(HOW TO COMPLETE THIS TASK):
Nothing but the data itself, reproduced exactly, is the expected answer.

(INFORMATION SUPPLIED):
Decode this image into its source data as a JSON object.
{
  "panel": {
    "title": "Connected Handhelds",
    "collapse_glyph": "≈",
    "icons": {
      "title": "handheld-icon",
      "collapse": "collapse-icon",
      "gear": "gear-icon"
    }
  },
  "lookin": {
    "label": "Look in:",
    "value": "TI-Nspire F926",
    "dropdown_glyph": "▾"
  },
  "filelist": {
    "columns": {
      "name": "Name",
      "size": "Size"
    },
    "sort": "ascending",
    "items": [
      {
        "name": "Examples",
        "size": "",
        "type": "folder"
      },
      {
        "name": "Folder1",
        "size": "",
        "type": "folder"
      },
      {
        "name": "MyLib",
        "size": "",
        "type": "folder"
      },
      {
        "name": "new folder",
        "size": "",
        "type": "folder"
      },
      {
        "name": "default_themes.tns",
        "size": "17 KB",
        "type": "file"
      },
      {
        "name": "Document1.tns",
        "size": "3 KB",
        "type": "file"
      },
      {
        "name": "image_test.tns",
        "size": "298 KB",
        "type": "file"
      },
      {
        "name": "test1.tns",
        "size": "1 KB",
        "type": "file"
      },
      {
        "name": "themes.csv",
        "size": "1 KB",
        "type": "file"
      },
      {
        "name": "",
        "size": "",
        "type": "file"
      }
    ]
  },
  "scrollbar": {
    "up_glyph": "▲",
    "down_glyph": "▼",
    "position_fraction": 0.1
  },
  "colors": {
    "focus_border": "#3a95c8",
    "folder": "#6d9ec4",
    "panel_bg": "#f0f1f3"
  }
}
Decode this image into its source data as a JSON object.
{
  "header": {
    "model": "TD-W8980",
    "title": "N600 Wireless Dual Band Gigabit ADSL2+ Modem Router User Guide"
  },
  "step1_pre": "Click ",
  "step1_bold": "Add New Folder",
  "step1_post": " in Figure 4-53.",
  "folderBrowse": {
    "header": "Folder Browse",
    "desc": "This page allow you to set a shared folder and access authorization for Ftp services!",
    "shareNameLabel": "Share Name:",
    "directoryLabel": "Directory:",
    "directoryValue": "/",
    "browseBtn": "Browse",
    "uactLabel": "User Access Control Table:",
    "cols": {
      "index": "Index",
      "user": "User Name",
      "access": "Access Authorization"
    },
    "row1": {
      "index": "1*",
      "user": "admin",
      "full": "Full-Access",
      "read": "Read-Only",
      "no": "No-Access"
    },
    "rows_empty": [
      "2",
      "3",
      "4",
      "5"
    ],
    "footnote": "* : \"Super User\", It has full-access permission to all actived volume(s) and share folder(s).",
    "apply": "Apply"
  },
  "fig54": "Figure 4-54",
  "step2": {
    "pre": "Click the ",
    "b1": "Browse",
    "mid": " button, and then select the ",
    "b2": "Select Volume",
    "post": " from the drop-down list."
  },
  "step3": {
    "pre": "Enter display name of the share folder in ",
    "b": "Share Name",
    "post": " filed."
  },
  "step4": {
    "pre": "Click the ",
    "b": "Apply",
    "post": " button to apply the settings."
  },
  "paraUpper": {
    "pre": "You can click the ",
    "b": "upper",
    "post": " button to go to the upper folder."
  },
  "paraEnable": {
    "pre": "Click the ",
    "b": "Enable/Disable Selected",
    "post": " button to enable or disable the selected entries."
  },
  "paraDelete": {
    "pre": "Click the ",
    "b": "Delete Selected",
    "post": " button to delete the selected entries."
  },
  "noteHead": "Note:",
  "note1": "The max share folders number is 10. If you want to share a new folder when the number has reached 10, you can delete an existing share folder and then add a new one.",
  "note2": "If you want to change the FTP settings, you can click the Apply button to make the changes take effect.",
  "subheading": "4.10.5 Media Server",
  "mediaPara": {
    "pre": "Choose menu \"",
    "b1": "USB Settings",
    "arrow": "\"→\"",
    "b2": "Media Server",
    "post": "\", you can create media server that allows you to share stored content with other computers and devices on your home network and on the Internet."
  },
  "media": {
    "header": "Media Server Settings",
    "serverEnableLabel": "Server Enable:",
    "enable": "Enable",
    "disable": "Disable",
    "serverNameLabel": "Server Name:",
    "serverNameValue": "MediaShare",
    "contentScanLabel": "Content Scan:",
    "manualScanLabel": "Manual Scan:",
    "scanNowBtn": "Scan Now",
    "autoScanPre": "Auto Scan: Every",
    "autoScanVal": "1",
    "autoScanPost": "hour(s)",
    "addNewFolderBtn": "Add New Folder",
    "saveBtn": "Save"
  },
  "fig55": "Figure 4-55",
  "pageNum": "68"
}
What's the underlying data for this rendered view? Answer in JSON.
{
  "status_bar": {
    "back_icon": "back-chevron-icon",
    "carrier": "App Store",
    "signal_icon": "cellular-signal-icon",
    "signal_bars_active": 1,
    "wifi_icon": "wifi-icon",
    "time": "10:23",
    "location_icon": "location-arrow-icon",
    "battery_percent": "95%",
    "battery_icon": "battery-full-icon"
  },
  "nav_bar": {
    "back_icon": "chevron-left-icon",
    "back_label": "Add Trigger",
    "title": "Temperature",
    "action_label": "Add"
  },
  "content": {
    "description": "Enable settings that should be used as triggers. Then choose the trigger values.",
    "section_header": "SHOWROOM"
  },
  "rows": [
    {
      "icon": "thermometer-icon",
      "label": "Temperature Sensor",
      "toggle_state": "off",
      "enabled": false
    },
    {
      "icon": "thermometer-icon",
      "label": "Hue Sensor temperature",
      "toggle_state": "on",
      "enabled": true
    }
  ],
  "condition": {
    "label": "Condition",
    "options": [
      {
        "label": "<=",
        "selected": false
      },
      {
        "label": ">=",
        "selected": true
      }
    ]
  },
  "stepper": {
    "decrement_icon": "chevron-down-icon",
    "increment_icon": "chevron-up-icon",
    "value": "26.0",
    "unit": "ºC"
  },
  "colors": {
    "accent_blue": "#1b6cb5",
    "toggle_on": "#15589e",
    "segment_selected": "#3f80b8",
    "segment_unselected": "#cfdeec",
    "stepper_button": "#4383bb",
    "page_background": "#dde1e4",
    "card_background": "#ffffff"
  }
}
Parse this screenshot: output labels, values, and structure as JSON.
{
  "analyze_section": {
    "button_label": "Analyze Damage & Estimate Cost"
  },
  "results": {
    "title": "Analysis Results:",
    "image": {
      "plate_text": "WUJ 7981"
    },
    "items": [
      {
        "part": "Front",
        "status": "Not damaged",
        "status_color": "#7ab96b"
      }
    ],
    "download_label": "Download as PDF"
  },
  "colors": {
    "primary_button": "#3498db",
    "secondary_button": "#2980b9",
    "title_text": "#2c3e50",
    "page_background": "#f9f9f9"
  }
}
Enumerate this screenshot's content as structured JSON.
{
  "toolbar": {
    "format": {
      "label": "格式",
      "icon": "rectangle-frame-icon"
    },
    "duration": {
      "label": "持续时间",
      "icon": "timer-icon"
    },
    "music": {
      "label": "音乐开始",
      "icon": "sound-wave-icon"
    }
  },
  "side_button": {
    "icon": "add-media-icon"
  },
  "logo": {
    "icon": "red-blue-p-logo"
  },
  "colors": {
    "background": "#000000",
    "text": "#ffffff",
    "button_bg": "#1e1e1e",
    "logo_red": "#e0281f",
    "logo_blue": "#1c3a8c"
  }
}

(OUTPUT):
Decode this image into its source data as a JSON object.
{
  "panel": {
    "title": "Connected Handhelds",
    "collapse_glyph": "≈",
    "icons": {
      "title": "handheld-icon",
      "collapse": "collapse-icon",
      "gear": "gear-icon"
    }
  },
  "lookin": {
    "label": "Look in:",
    "value": "TI-Nspire F926",
    "dropdown_glyph": "▾"
  },
  "filelist": {
    "columns": {
      "name": "Name",
      "size": "Size"
    },
    "sort": "ascending",
    "items": [
      {
        "name": "Examples",
        "size": "",
        "type": "folder"
      },
      {
        "name": "Folder1",
        "size": "",
        "type": "folder"
      },
      {
        "name": "MyLib",
        "size": "",
        "type": "folder"
      },
      {
        "name": "new folder",
        "size": "",
        "type": "folder"
      },
      {
        "name": "default_themes.tns",
        "size": "17 KB",
        "type": "file"
      },
      {
        "name": "Document1.tns",
        "size": "3 KB",
        "type": "file"
      },
      {
        "name": "image_test.tns",
        "size": "298 KB",
        "type": "file"
      },
      {
        "name": "test1.tns",
        "size": "1 KB",
        "type": "file"
      },
      {
        "name": "themes.csv",
        "size": "1 KB",
        "type": "file"
      },
      {
        "name": "",
        "size": "",
        "type": "file"
      }
    ]
  },
  "scrollbar": {
    "up_glyph": "▲",
    "down_glyph": "▼",
    "position_fraction": 0.1
  },
  "colors": {
    "focus_border": "#3a95c8",
    "folder": "#6d9ec4",
    "panel_bg": "#f0f1f3"
  }
}
Decode this image into its source data as a JSON object.
{
  "header": {
    "model": "TD-W8980",
    "title": "N600 Wireless Dual Band Gigabit ADSL2+ Modem Router User Guide"
  },
  "step1_pre": "Click ",
  "step1_bold": "Add New Folder",
  "step1_post": " in Figure 4-53.",
  "folderBrowse": {
    "header": "Folder Browse",
    "desc": "This page allow you to set a shared folder and access authorization for Ftp services!",
    "shareNameLabel": "Share Name:",
    "directoryLabel": "Directory:",
    "directoryValue": "/",
    "browseBtn": "Browse",
    "uactLabel": "User Access Control Table:",
    "cols": {
      "index": "Index",
      "user": "User Name",
      "access": "Access Authorization"
    },
    "row1": {
      "index": "1*",
      "user": "admin",
      "full": "Full-Access",
      "read": "Read-Only",
      "no": "No-Access"
    },
    "rows_empty": [
      "2",
      "3",
      "4",
      "5"
    ],
    "footnote": "* : \"Super User\", It has full-access permission to all actived volume(s) and share folder(s).",
    "apply": "Apply"
  },
  "fig54": "Figure 4-54",
  "step2": {
    "pre": "Click the ",
    "b1": "Browse",
    "mid": " button, and then select the ",
    "b2": "Select Volume",
    "post": " from the drop-down list."
  },
  "step3": {
    "pre": "Enter display name of the share folder in ",
    "b": "Share Name",
    "post": " filed."
  },
  "step4": {
    "pre": "Click the ",
    "b": "Apply",
    "post": " button to apply the settings."
  },
  "paraUpper": {
    "pre": "You can click the ",
    "b": "upper",
    "post": " button to go to the upper folder."
  },
  "paraEnable": {
    "pre": "Click the ",
    "b": "Enable/Disable Selected",
    "post": " button to enable or disable the selected entries."
  },
  "paraDelete": {
    "pre": "Click the ",
    "b": "Delete Selected",
    "post": " button to delete the selected entries."
  },
  "noteHead": "Note:",
  "note1": "The max share folders number is 10. If you want to share a new folder when the number has reached 10, you can delete an existing share folder and then add a new one.",
  "note2": "If you want to change the FTP settings, you can click the Apply button to make the changes take effect.",
  "subheading": "4.10.5 Media Server",
  "mediaPara": {
    "pre": "Choose menu \"",
    "b1": "USB Settings",
    "arrow": "\"→\"",
    "b2": "Media Server",
    "post": "\", you can create media server that allows you to share stored content with other computers and devices on your home network and on the Internet."
  },
  "media": {
    "header": "Media Server Settings",
    "serverEnableLabel": "Server Enable:",
    "enable": "Enable",
    "disable": "Disable",
    "serverNameLabel": "Server Name:",
    "serverNameValue": "MediaShare",
    "contentScanLabel": "Content Scan:",
    "manualScanLabel": "Manual Scan:",
    "scanNowBtn": "Scan Now",
    "autoScanPre": "Auto Scan: Every",
    "autoScanVal": "1",
    "autoScanPost": "hour(s)",
    "addNewFolderBtn": "Add New Folder",
    "saveBtn": "Save"
  },
  "fig55": "Figure 4-55",
  "pageNum": "68"
}
What's the underlying data for this rendered view? Answer in JSON.
{
  "status_bar": {
    "back_icon": "back-chevron-icon",
    "carrier": "App Store",
    "signal_icon": "cellular-signal-icon",
    "signal_bars_active": 1,
    "wifi_icon": "wifi-icon",
    "time": "10:23",
    "location_icon": "location-arrow-icon",
    "battery_percent": "95%",
    "battery_icon": "battery-full-icon"
  },
  "nav_bar": {
    "back_icon": "chevron-left-icon",
    "back_label": "Add Trigger",
    "title": "Temperature",
    "action_label": "Add"
  },
  "content": {
    "description": "Enable settings that should be used as triggers. Then choose the trigger values.",
    "section_header": "SHOWROOM"
  },
  "rows": [
    {
      "icon": "thermometer-icon",
      "label": "Temperature Sensor",
      "toggle_state": "off",
      "enabled": false
    },
    {
      "icon": "thermometer-icon",
      "label": "Hue Sensor temperature",
      "toggle_state": "on",
      "enabled": true
    }
  ],
  "condition": {
    "label": "Condition",
    "options": [
      {
        "label": "<=",
        "selected": false
      },
      {
        "label": ">=",
        "selected": true
      }
    ]
  },
  "stepper": {
    "decrement_icon": "chevron-down-icon",
    "increment_icon": "chevron-up-icon",
    "value": "26.0",
    "unit": "ºC"
  },
  "colors": {
    "accent_blue": "#1b6cb5",
    "toggle_on": "#15589e",
    "segment_selected": "#3f80b8",
    "segment_unselected": "#cfdeec",
    "stepper_button": "#4383bb",
    "page_background": "#dde1e4",
    "card_background": "#ffffff"
  }
}
Parse this screenshot: output labels, values, and structure as JSON.
{
  "analyze_section": {
    "button_label": "Analyze Damage & Estimate Cost"
  },
  "results": {
    "title": "Analysis Results:",
    "image": {
      "plate_text": "WUJ 7981"
    },
    "items": [
      {
        "part": "Front",
        "status": "Not damaged",
        "status_color": "#7ab96b"
      }
    ],
    "download_label": "Download as PDF"
  },
  "colors": {
    "primary_button": "#3498db",
    "secondary_button": "#2980b9",
    "title_text": "#2c3e50",
    "page_background": "#f9f9f9"
  }
}
Enumerate this screenshot's content as structured JSON.
{
  "toolbar": {
    "format": {
      "label": "格式",
      "icon": "rectangle-frame-icon"
    },
    "duration": {
      "label": "持续时间",
      "icon": "timer-icon"
    },
    "music": {
      "label": "音乐开始",
      "icon": "sound-wave-icon"
    }
  },
  "side_button": {
    "icon": "add-media-icon"
  },
  "logo": {
    "icon": "red-blue-p-logo"
  },
  "colors": {
    "background": "#000000",
    "text": "#ffffff",
    "button_bg": "#1e1e1e",
    "logo_red": "#e0281f",
    "logo_blue": "#1c3a8c"
  }
}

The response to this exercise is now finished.